### Recorded information ###

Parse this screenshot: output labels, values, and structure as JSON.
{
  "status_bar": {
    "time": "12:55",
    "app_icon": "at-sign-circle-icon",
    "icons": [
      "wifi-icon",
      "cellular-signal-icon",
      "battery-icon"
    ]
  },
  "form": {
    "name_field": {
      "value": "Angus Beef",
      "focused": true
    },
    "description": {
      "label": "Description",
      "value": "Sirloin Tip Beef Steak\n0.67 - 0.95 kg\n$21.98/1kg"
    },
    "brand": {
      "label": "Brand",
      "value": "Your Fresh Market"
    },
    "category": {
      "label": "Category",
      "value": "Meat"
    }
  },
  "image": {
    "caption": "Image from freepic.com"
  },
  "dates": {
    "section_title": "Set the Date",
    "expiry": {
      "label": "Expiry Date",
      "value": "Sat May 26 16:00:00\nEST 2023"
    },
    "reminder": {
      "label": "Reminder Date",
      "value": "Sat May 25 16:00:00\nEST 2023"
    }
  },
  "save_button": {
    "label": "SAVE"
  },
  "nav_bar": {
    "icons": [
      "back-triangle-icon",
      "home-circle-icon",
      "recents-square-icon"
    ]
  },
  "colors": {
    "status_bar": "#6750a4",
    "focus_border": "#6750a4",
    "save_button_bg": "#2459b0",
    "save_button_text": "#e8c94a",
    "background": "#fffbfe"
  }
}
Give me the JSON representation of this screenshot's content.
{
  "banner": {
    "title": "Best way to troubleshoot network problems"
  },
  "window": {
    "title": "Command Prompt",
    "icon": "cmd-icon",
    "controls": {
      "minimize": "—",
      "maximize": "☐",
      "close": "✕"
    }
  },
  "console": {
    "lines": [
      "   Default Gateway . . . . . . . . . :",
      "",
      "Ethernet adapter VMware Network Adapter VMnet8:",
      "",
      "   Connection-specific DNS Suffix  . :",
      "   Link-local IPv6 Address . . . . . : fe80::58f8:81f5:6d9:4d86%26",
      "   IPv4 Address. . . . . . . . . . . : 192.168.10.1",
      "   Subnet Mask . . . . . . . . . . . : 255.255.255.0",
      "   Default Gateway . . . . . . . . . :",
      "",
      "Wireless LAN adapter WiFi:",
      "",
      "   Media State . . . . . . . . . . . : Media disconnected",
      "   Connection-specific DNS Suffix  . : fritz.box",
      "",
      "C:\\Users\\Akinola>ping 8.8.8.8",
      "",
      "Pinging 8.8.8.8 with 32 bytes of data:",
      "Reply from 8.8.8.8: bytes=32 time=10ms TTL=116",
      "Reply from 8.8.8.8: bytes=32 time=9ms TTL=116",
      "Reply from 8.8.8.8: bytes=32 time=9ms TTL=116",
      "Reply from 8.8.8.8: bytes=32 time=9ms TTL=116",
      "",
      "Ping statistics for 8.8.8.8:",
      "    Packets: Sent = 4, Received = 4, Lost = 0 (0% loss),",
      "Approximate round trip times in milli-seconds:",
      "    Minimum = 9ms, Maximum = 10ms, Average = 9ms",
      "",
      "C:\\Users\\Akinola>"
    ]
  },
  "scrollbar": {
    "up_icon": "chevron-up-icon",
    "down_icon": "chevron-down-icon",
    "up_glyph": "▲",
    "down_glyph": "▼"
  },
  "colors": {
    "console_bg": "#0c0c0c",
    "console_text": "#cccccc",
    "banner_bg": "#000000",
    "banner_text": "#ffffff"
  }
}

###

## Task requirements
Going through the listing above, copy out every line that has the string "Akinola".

## Reply to the exercise
      "C:\\Users\\Akinola>ping 8.8.8.8",
      "C:\\Users\\Akinola>"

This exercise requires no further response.